Author(s): Anni Coden, Anna Lisa Gentile, Daniel Gruhl, Steve Welch
Abstract: In many Information Extraction (IE) tasks, dictionaries and lexica are powerful building blocks for any sophisticated extraction. The success of the Se- mantic Web in the last 10 years has produced an unprecedented quantity of avail- able structured data that can be leveraged to produce dictionaries on countless concepts in many domains. While being an invaluable resource, these dictionaries have a certain level of noise which causes errors in downstream processes.
In this paper, we propose a simple method that i) given a concept dictionary of non-verified quality and a corpus of interest ii) identifies potentially ambiguous and spurious items in it that iii) will be adjudicated by a human-in-the-loop evaluation. Our aim is to recognize items in the dictionary that are very likely to generate errors in subsequent tasks either because they are “ambiguous” i.e. they appear with multiple different meanings in the target corpus, or “spurious”, i.e. do not actually belong to the dictionary and are included by mistake.
By focusing on identifying the terms of highest concern we minimize the amount of human effort as a tradeoff.

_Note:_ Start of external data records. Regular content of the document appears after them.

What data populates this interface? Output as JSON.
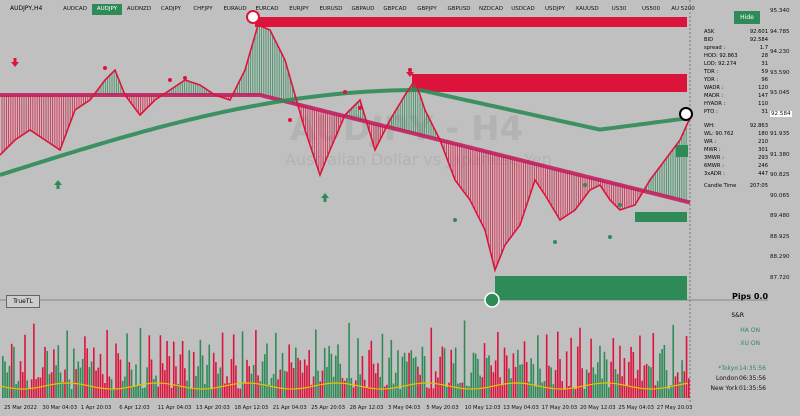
{
  "window": {
    "title": "AUDJPY,H4"
  },
  "symbols": [
    "AUDCAD",
    "AUDJPY",
    "AUDNZD",
    "CADJPY",
    "CHFJPY",
    "EURAUD",
    "EURCAD",
    "EURJPY",
    "EURUSD",
    "GBPAUD",
    "GBPCAD",
    "GBPJPY",
    "GBPUSD",
    "NZDCAD",
    "USDCAD",
    "USDJPY",
    "XAUUSD",
    "US30",
    "US500",
    "AU 5200"
  ],
  "active_symbol": "AUDJPY",
  "hide_button": "Hide",
  "info": [
    {
      "k": "ASK",
      "v": "92.601"
    },
    {
      "k": "BID",
      "v": "92.584"
    },
    {
      "k": "spread :",
      "v": "1.7"
    },
    {
      "k": "HOD: 92.863",
      "v": "28"
    },
    {
      "k": "LOD: 92.274",
      "v": "31"
    },
    {
      "k": "TDR :",
      "v": "59"
    },
    {
      "k": "YDR :",
      "v": "96"
    },
    {
      "k": "WADR :",
      "v": "120"
    },
    {
      "k": "MADR :",
      "v": "147"
    },
    {
      "k": "HYADR :",
      "v": "110"
    },
    {
      "k": "PTO :",
      "v": "31"
    },
    {
      "k": "WH:",
      "v": "92.863"
    },
    {
      "k": "WL: 90.762",
      "v": "180"
    },
    {
      "k": "WR :",
      "v": "210"
    },
    {
      "k": "MWR :",
      "v": "301"
    },
    {
      "k": "3MWR :",
      "v": "293"
    },
    {
      "k": "6MWR :",
      "v": "246"
    },
    {
      "k": "3xADR :",
      "v": "447"
    },
    {
      "k": "Candle Time",
      "v": "207:05"
    }
  ],
  "price_labels": [
    "95.340",
    "94.785",
    "94.230",
    "93.590",
    "93.045",
    "92.584",
    "91.935",
    "91.380",
    "90.825",
    "90.065",
    "89.480",
    "88.925",
    "88.290",
    "87.720"
  ],
  "watermark": {
    "symbol": "AUDJPY - H4",
    "name": "Australian Dollar vs Japanese Yen"
  },
  "pips": "Pips 0.0",
  "truetl": "TrueTL",
  "sr_panel": {
    "title": "S&R",
    "ha": "HA ON",
    "xu": "XU ON"
  },
  "sessions": [
    {
      "name": "*Tokyo",
      "time": "14:35:56",
      "color": "#2e8b57"
    },
    {
      "name": "London",
      "time": "06:35:56",
      "color": "#111"
    },
    {
      "name": "New York",
      "time": "01:35:56",
      "color": "#111"
    }
  ],
  "x_labels": [
    "25 Mar 2022",
    "30 Mar 04:03",
    "1 Apr 20:03",
    "6 Apr 12:03",
    "11 Apr 04:03",
    "13 Apr 20:03",
    "18 Apr 12:03",
    "21 Apr 04:03",
    "25 Apr 20:03",
    "28 Apr 12:03",
    "3 May 04:03",
    "5 May 20:03",
    "10 May 12:03",
    "13 May 04:03",
    "17 May 20:03",
    "20 May 12:03",
    "25 May 04:03",
    "27 May 20:03"
  ],
  "colors": {
    "bull": "#2e8b57",
    "bear": "#dc143c",
    "ma": "#c2185b",
    "bg": "#c0c0c0"
  }
}
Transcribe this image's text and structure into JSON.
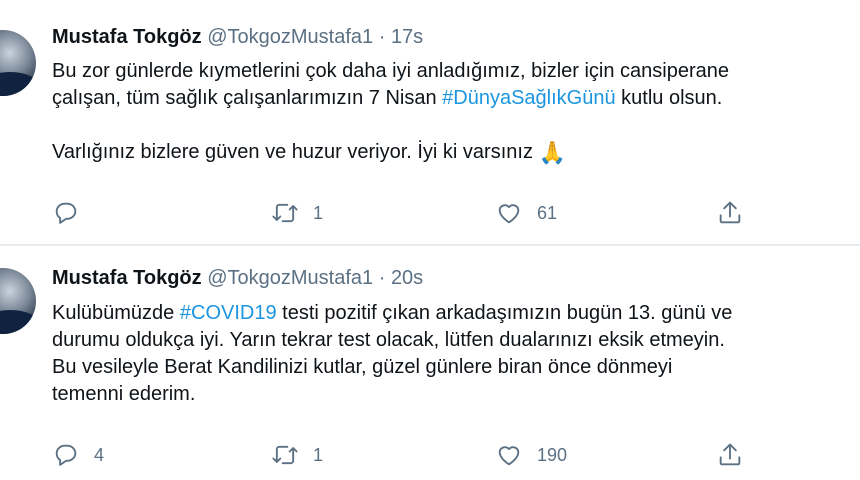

We prove the effectiveness of the method with a systematic experiment on all DBpedia concepts, using a very large Web corpus as target, with an average precision in identifying a problem term above 95%.
Keywords: dictionaries; Linked Data; human-in-the-loop; disambiguation; noise detection